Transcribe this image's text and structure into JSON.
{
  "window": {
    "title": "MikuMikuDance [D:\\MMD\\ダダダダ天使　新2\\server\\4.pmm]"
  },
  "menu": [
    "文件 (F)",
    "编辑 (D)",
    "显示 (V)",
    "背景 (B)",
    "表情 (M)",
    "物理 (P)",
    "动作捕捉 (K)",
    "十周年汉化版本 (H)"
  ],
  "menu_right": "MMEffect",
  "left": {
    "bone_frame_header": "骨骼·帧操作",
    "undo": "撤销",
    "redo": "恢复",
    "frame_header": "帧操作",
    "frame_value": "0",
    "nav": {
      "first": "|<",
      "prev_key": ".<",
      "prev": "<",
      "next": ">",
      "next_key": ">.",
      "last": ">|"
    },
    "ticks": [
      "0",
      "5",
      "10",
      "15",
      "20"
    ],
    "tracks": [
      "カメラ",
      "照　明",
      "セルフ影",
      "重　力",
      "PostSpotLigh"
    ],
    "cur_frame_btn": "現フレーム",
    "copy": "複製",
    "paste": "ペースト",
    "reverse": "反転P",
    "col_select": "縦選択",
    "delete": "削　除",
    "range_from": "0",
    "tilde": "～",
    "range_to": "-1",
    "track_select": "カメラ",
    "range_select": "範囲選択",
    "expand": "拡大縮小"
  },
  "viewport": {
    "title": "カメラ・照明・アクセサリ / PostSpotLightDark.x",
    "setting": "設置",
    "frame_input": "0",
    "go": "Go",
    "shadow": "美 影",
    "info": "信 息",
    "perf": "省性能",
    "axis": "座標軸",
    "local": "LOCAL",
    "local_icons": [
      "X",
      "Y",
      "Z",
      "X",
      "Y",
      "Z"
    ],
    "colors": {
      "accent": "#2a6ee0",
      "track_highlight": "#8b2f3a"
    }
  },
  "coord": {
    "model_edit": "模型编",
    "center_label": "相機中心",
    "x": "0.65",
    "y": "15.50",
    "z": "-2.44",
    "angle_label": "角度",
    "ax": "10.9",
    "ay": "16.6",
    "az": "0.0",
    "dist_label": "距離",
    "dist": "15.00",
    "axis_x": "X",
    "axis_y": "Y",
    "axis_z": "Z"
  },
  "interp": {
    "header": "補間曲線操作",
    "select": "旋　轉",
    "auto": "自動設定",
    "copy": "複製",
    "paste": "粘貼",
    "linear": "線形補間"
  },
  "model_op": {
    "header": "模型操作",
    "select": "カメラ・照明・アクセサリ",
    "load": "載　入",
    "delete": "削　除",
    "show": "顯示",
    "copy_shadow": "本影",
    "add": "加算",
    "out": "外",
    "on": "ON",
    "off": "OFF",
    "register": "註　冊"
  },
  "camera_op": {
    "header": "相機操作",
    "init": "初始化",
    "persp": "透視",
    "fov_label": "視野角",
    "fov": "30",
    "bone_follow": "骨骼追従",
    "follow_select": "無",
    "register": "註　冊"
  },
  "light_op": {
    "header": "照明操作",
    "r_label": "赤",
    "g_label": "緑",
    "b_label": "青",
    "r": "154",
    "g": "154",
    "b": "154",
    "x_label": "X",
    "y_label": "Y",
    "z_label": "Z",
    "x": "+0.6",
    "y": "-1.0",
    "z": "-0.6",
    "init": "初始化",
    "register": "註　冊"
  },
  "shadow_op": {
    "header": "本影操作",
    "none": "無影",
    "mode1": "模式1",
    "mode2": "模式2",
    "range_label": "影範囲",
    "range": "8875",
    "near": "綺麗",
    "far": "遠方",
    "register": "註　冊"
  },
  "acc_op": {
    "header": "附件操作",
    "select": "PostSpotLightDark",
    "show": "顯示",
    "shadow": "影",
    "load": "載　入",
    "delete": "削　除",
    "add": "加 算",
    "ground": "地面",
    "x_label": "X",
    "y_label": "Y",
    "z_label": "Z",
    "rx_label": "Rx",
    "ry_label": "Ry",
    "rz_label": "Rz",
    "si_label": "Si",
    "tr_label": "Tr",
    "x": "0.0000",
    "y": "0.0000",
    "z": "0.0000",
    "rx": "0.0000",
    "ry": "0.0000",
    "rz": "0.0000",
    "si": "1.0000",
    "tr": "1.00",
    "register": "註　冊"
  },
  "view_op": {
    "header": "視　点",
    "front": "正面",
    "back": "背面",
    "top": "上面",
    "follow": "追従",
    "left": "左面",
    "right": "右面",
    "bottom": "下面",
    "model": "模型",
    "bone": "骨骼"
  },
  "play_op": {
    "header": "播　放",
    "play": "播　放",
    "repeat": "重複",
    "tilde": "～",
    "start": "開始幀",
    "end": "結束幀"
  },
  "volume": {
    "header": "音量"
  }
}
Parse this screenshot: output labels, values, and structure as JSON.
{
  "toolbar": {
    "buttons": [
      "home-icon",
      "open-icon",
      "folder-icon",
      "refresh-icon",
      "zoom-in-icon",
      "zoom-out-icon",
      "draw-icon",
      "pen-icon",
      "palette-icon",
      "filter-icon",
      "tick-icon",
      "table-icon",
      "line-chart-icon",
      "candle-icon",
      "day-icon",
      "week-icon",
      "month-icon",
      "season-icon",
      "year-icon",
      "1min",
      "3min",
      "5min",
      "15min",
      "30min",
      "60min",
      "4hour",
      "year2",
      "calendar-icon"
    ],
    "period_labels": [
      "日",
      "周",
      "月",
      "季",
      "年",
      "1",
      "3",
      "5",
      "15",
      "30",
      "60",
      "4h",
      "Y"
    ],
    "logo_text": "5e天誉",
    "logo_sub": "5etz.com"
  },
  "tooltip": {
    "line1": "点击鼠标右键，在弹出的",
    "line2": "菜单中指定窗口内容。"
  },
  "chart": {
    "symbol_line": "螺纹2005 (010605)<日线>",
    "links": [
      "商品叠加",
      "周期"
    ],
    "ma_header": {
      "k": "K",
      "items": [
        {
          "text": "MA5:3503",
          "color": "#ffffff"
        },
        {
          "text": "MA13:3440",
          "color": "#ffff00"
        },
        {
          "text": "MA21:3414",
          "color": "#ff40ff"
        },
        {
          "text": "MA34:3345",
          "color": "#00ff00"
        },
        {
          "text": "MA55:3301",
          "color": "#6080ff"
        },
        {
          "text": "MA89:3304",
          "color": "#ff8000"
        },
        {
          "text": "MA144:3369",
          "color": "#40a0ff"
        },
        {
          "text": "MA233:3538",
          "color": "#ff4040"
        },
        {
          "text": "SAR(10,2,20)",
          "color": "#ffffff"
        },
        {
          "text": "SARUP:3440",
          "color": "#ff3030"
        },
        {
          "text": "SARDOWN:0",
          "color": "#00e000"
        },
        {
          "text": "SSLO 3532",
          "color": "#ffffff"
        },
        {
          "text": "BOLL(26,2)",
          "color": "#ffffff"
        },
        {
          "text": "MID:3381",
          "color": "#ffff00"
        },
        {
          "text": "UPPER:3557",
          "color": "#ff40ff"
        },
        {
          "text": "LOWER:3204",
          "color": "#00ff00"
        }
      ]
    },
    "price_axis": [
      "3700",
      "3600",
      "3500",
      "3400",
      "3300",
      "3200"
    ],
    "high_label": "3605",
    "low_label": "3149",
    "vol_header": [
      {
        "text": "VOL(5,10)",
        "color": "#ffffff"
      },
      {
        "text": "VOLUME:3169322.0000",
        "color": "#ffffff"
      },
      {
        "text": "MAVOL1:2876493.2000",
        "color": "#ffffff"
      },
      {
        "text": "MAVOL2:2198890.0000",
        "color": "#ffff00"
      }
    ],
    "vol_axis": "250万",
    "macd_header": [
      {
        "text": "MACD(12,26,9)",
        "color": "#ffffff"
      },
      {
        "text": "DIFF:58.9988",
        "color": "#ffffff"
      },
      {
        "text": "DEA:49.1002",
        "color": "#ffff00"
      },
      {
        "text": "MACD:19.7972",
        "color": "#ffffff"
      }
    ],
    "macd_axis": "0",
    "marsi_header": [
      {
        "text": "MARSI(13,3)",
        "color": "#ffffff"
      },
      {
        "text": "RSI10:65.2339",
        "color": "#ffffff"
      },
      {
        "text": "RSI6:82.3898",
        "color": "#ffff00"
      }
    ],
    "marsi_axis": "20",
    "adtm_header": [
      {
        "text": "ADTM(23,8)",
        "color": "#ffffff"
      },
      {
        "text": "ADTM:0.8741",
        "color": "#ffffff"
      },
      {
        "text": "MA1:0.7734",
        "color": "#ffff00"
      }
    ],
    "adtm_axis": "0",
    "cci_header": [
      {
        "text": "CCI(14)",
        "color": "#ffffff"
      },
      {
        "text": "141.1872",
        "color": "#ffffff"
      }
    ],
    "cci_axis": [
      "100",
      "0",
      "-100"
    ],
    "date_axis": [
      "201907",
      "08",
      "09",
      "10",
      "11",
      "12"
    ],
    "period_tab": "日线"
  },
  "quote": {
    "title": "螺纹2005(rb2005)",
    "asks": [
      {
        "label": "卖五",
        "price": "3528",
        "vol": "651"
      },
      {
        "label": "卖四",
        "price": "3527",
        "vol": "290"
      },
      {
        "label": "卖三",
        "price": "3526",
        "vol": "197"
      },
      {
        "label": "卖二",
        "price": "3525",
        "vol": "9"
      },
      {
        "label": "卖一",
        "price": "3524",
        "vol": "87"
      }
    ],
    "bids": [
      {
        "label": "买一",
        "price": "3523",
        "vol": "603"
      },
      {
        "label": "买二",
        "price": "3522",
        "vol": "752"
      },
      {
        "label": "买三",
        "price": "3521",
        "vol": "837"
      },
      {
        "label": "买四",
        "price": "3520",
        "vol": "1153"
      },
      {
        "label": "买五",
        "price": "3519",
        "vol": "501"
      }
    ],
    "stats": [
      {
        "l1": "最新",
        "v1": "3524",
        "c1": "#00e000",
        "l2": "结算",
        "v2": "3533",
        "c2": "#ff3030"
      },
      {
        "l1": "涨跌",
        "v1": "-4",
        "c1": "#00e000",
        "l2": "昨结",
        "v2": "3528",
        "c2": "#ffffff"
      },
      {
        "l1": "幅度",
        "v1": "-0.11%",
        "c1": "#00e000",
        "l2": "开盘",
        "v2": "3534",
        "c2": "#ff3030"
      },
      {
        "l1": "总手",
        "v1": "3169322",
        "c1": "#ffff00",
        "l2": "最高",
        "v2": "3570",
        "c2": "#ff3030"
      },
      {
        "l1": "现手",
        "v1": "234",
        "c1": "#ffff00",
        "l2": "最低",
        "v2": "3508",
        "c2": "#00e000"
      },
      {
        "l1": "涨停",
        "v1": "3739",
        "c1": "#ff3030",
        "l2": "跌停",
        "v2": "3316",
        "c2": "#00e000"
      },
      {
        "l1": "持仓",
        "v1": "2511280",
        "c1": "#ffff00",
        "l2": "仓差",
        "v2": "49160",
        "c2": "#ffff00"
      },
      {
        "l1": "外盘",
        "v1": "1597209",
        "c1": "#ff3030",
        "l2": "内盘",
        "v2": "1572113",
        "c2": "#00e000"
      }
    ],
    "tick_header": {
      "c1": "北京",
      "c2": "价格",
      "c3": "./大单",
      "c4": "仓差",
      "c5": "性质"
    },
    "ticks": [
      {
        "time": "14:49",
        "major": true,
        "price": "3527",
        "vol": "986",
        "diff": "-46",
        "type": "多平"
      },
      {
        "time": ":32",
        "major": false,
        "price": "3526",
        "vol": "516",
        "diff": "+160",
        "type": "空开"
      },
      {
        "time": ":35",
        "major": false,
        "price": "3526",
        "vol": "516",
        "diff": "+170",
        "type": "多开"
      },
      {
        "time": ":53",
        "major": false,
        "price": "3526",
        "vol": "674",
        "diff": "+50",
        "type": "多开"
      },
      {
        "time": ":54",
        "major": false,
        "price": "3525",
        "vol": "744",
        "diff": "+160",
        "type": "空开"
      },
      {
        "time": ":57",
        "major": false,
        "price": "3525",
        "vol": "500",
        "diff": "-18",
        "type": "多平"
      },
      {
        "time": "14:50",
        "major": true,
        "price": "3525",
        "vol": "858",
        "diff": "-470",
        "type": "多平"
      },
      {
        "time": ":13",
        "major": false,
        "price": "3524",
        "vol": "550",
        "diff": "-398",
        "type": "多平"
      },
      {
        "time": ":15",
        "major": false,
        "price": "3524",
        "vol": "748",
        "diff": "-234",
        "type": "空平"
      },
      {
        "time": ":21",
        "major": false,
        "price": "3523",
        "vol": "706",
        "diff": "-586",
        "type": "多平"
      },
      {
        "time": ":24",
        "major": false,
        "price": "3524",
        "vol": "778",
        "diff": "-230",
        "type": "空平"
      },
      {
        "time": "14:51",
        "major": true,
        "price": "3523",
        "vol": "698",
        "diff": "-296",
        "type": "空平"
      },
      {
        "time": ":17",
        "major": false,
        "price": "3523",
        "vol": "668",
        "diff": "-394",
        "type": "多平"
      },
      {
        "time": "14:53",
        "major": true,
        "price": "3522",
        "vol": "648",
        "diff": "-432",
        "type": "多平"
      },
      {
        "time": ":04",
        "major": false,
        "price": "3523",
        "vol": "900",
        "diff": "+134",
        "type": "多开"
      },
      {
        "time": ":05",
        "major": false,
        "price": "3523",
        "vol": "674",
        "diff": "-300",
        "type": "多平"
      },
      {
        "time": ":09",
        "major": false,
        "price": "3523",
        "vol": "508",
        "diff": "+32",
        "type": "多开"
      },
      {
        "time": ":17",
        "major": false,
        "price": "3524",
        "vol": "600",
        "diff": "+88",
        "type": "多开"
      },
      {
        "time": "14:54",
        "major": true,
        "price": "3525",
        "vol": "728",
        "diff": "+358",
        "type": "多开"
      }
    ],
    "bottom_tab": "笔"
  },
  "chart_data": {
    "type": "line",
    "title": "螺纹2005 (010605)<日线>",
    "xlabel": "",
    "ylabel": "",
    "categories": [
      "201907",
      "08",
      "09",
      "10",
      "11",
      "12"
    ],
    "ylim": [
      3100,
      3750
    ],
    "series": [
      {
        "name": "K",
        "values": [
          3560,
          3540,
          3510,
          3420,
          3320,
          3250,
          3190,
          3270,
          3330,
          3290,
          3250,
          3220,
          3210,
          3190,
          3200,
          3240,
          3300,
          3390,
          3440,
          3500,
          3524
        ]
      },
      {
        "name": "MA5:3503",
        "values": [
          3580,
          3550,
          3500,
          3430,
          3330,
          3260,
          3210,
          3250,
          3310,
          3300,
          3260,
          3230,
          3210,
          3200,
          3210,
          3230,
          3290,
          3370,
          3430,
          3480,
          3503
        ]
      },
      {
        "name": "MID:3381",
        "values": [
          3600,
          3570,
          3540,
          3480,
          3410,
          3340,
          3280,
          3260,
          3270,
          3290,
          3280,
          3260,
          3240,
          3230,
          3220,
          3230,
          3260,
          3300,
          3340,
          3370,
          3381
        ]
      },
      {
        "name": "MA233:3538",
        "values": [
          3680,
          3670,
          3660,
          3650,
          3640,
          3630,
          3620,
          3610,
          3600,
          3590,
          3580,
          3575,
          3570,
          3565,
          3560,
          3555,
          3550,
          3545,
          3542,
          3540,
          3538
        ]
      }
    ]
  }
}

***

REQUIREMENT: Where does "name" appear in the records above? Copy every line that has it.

WRITTEN ANSWER:
        "name": "K",
        "name": "MA5:3503",
        "name": "MID:3381",
        "name": "MA233:3538",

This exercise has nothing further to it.